Required action » Although the listing contains pictures, reproduce only its text, exactly as written.
+-------+
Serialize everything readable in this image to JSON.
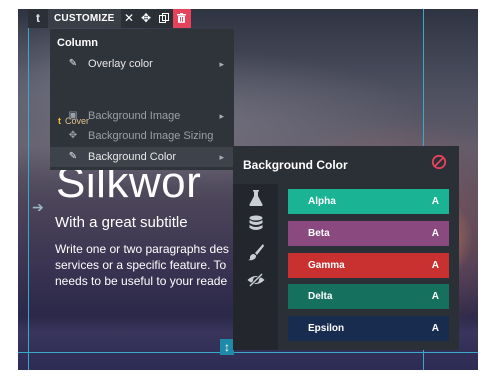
{
  "toolbar": {
    "type_letter": "t",
    "label": "CUSTOMIZE",
    "close_glyph": "✕",
    "move_glyph": "✥",
    "duplicate_glyph": "⧉",
    "delete_glyph": "🗑",
    "delete_color": "#e4435b"
  },
  "hero": {
    "title": "Silkwor",
    "subtitle": "With a great subtitle",
    "paragraph_lines": [
      "Write one or two paragraphs des",
      "services or a specific feature. To",
      "needs to be useful to your reade"
    ],
    "left_arrow": "➔",
    "resize_glyph": "↕"
  },
  "menu": {
    "header": "Column",
    "items": [
      {
        "label": "Overlay color",
        "icon": "eyedropper-icon",
        "glyph": "✎",
        "has_submenu": true,
        "dim": false
      },
      {
        "label": "Background Image",
        "icon": "image-icon",
        "glyph": "▣",
        "has_submenu": true,
        "dim": true
      },
      {
        "label": "Background Image Sizing",
        "icon": "move-icon",
        "glyph": "✥",
        "has_submenu": false,
        "dim": true
      },
      {
        "label": "Background Color",
        "icon": "eyedropper-icon",
        "glyph": "✎",
        "has_submenu": true,
        "dim": false
      }
    ],
    "subsection": {
      "letter": "t",
      "label": "Cover"
    },
    "submenu_caret": "▸"
  },
  "bg_panel": {
    "title": "Background Color",
    "none_color": "#e4435b",
    "tabs": [
      "flask-icon",
      "database-icon",
      "brush-icon",
      "eye-slash-icon"
    ],
    "swatches": [
      {
        "name": "Alpha",
        "color": "#1ab394",
        "char": "A"
      },
      {
        "name": "Beta",
        "color": "#8a4a80",
        "char": "A"
      },
      {
        "name": "Gamma",
        "color": "#c8312f",
        "char": "A"
      },
      {
        "name": "Delta",
        "color": "#15705e",
        "char": "A"
      },
      {
        "name": "Epsilon",
        "color": "#182c4f",
        "char": "A"
      }
    ]
  }
}
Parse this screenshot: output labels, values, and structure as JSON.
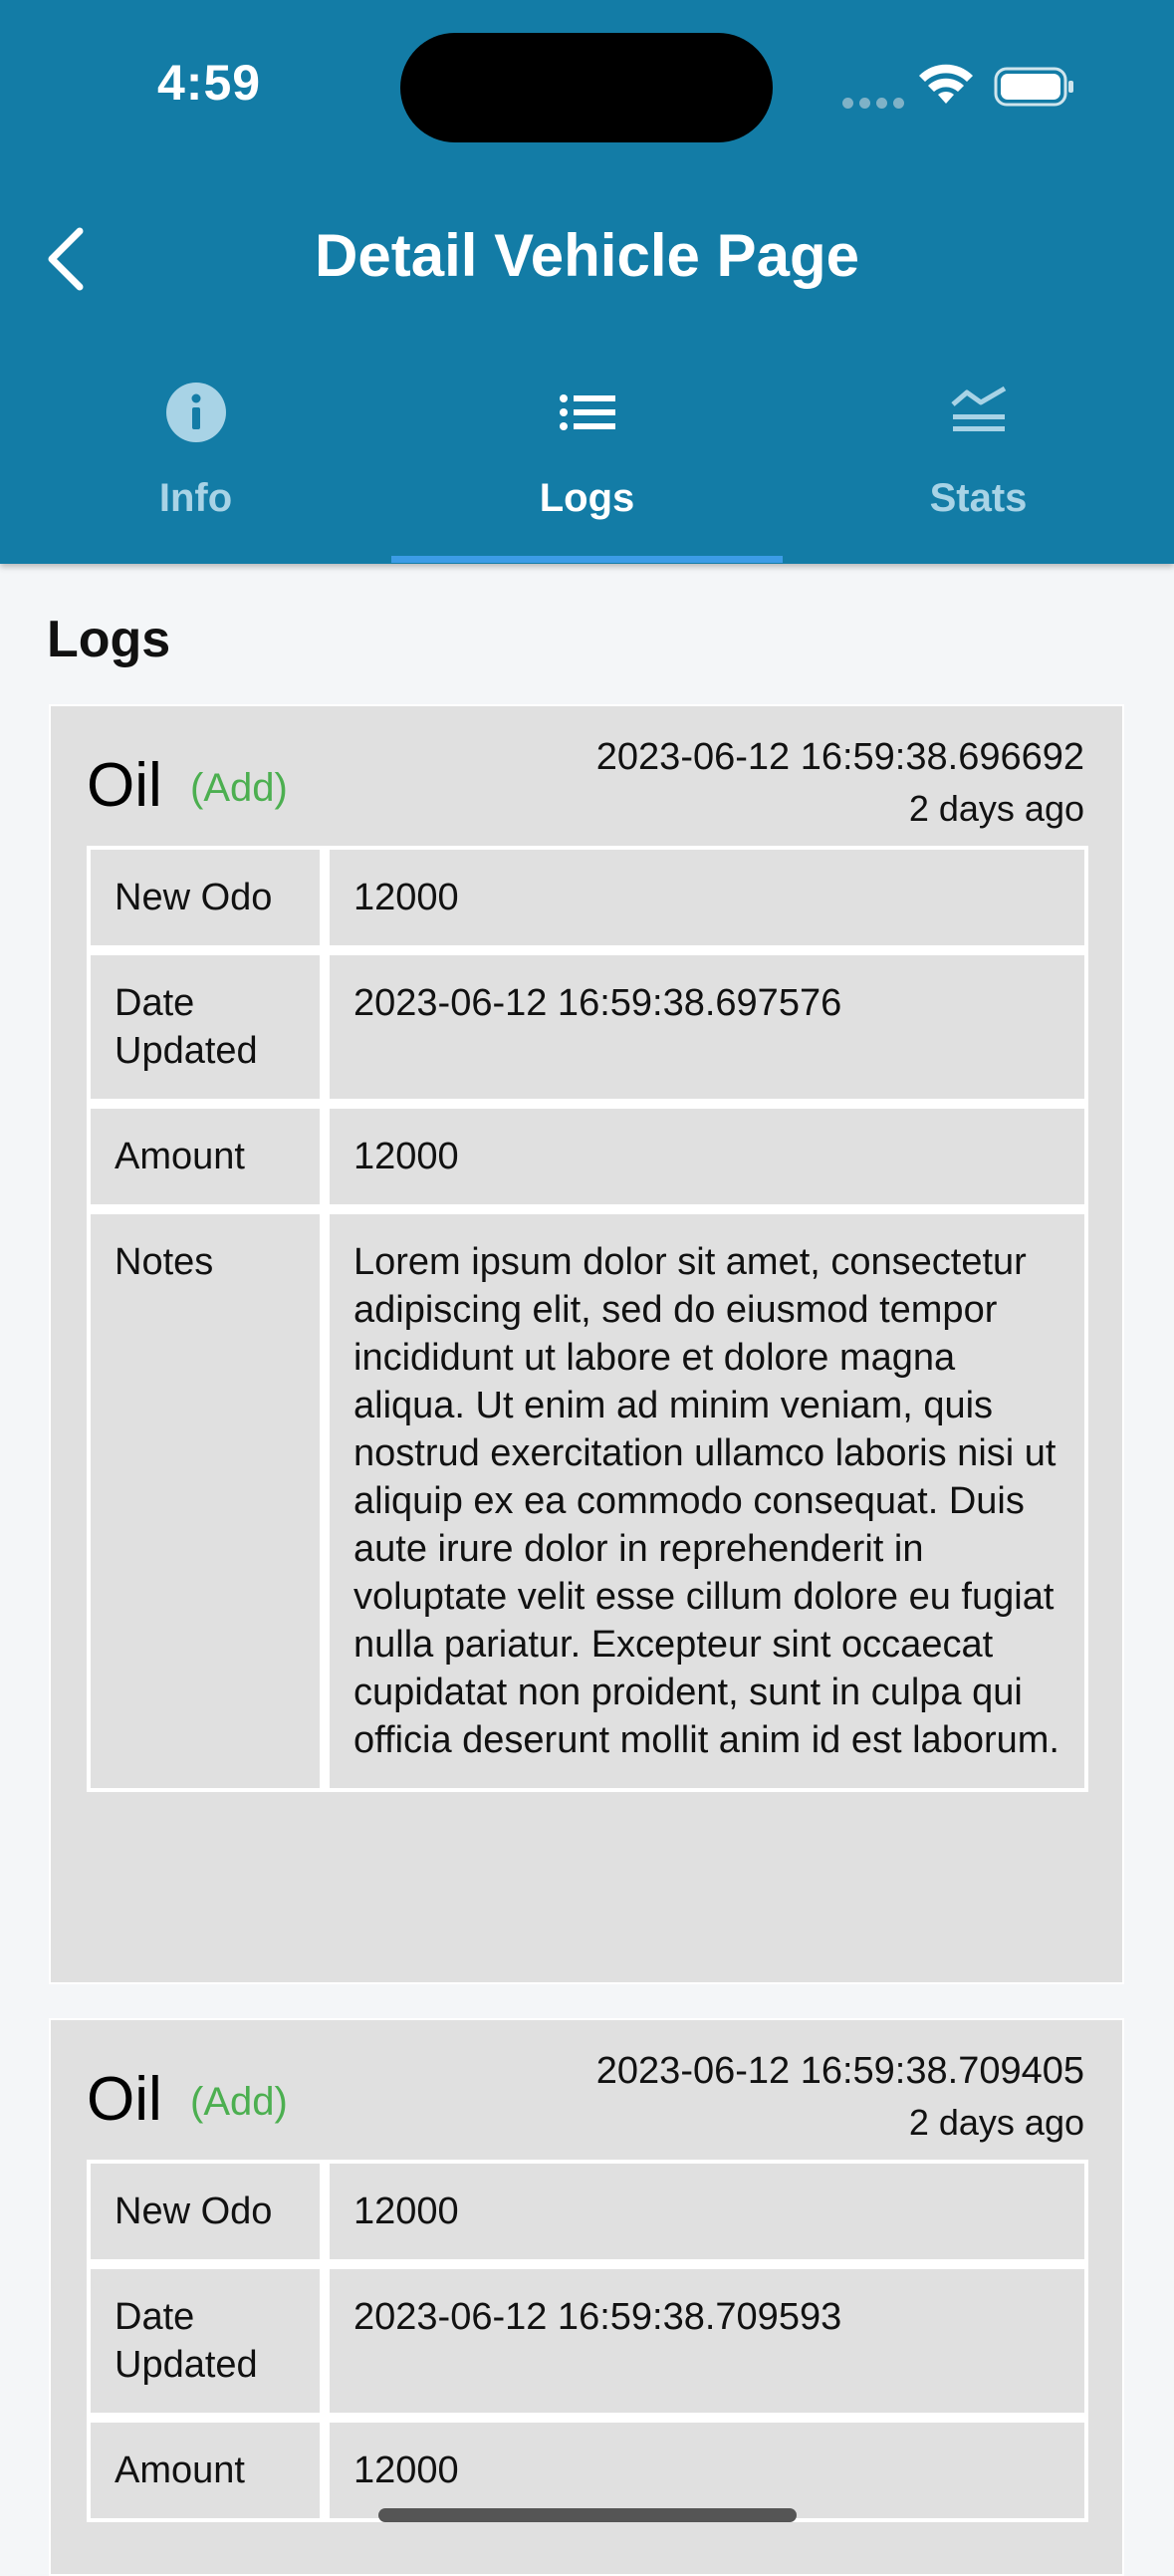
{
  "status_bar": {
    "time": "4:59"
  },
  "header": {
    "title": "Detail Vehicle Page"
  },
  "tabs": [
    {
      "label": "Info",
      "icon": "info-icon",
      "active": false
    },
    {
      "label": "Logs",
      "icon": "list-icon",
      "active": true
    },
    {
      "label": "Stats",
      "icon": "stats-icon",
      "active": false
    }
  ],
  "section_title": "Logs",
  "logs": [
    {
      "type": "Oil",
      "action": "(Add)",
      "timestamp": "2023-06-12 16:59:38.696692",
      "ago": "2 days ago",
      "rows": [
        {
          "key": "New Odo",
          "value": "12000"
        },
        {
          "key": "Date Updated",
          "value": "2023-06-12 16:59:38.697576"
        },
        {
          "key": "Amount",
          "value": "12000"
        },
        {
          "key": "Notes",
          "value": "Lorem ipsum dolor sit amet, consectetur adipiscing elit, sed do eiusmod tempor incididunt ut labore et dolore magna aliqua. Ut enim ad minim veniam, quis nostrud exercitation ullamco laboris nisi ut aliquip ex ea commodo consequat. Duis aute irure dolor in reprehenderit in voluptate velit esse cillum dolore eu fugiat nulla pariatur. Excepteur sint occaecat cupidatat non proident, sunt in culpa qui officia deserunt mollit anim id est laborum."
        }
      ]
    },
    {
      "type": "Oil",
      "action": "(Add)",
      "timestamp": "2023-06-12 16:59:38.709405",
      "ago": "2 days ago",
      "rows": [
        {
          "key": "New Odo",
          "value": "12000"
        },
        {
          "key": "Date Updated",
          "value": "2023-06-12 16:59:38.709593"
        },
        {
          "key": "Amount",
          "value": "12000"
        }
      ]
    }
  ],
  "colors": {
    "header_bg": "#137ca6",
    "tab_indicator": "#3c9ce6",
    "action_green": "#4caf50",
    "card_bg": "#e0e0e0",
    "page_bg": "#f4f6f8"
  }
}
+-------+
Result below »
Serialize everything readable in this image to JSON.
{
  "toolbar": {
    "type_letter": "t",
    "label": "CUSTOMIZE",
    "close_glyph": "✕",
    "move_glyph": "✥",
    "duplicate_glyph": "⧉",
    "delete_glyph": "🗑",
    "delete_color": "#e4435b"
  },
  "hero": {
    "title": "Silkwor",
    "subtitle": "With a great subtitle",
    "paragraph_lines": [
      "Write one or two paragraphs des",
      "services or a specific feature. To",
      "needs to be useful to your reade"
    ],
    "left_arrow": "➔",
    "resize_glyph": "↕"
  },
  "menu": {
    "header": "Column",
    "items": [
      {
        "label": "Overlay color",
        "icon": "eyedropper-icon",
        "glyph": "✎",
        "has_submenu": true,
        "dim": false
      },
      {
        "label": "Background Image",
        "icon": "image-icon",
        "glyph": "▣",
        "has_submenu": true,
        "dim": true
      },
      {
        "label": "Background Image Sizing",
        "icon": "move-icon",
        "glyph": "✥",
        "has_submenu": false,
        "dim": true
      },
      {
        "label": "Background Color",
        "icon": "eyedropper-icon",
        "glyph": "✎",
        "has_submenu": true,
        "dim": false
      }
    ],
    "subsection": {
      "letter": "t",
      "label": "Cover"
    },
    "submenu_caret": "▸"
  },
  "bg_panel": {
    "title": "Background Color",
    "none_color": "#e4435b",
    "tabs": [
      "flask-icon",
      "database-icon",
      "brush-icon",
      "eye-slash-icon"
    ],
    "swatches": [
      {
        "name": "Alpha",
        "color": "#1ab394",
        "char": "A"
      },
      {
        "name": "Beta",
        "color": "#8a4a80",
        "char": "A"
      },
      {
        "name": "Gamma",
        "color": "#c8312f",
        "char": "A"
      },
      {
        "name": "Delta",
        "color": "#15705e",
        "char": "A"
      },
      {
        "name": "Epsilon",
        "color": "#182c4f",
        "char": "A"
      }
    ]
  }
}
Parse this screenshot: output labels, values, and structure as JSON.
{
  "status_bar": {
    "time": "4:59"
  },
  "header": {
    "title": "Detail Vehicle Page"
  },
  "tabs": [
    {
      "label": "Info",
      "icon": "info-icon",
      "active": false
    },
    {
      "label": "Logs",
      "icon": "list-icon",
      "active": true
    },
    {
      "label": "Stats",
      "icon": "stats-icon",
      "active": false
    }
  ],
  "section_title": "Logs",
  "logs": [
    {
      "type": "Oil",
      "action": "(Add)",
      "timestamp": "2023-06-12 16:59:38.696692",
      "ago": "2 days ago",
      "rows": [
        {
          "key": "New Odo",
          "value": "12000"
        },
        {
          "key": "Date Updated",
          "value": "2023-06-12 16:59:38.697576"
        },
        {
          "key": "Amount",
          "value": "12000"
        },
        {
          "key": "Notes",
          "value": "Lorem ipsum dolor sit amet, consectetur adipiscing elit, sed do eiusmod tempor incididunt ut labore et dolore magna aliqua. Ut enim ad minim veniam, quis nostrud exercitation ullamco laboris nisi ut aliquip ex ea commodo consequat. Duis aute irure dolor in reprehenderit in voluptate velit esse cillum dolore eu fugiat nulla pariatur. Excepteur sint occaecat cupidatat non proident, sunt in culpa qui officia deserunt mollit anim id est laborum."
        }
      ]
    },
    {
      "type": "Oil",
      "action": "(Add)",
      "timestamp": "2023-06-12 16:59:38.709405",
      "ago": "2 days ago",
      "rows": [
        {
          "key": "New Odo",
          "value": "12000"
        },
        {
          "key": "Date Updated",
          "value": "2023-06-12 16:59:38.709593"
        },
        {
          "key": "Amount",
          "value": "12000"
        }
      ]
    }
  ],
  "colors": {
    "header_bg": "#137ca6",
    "tab_indicator": "#3c9ce6",
    "action_green": "#4caf50",
    "card_bg": "#e0e0e0",
    "page_bg": "#f4f6f8"
  }
}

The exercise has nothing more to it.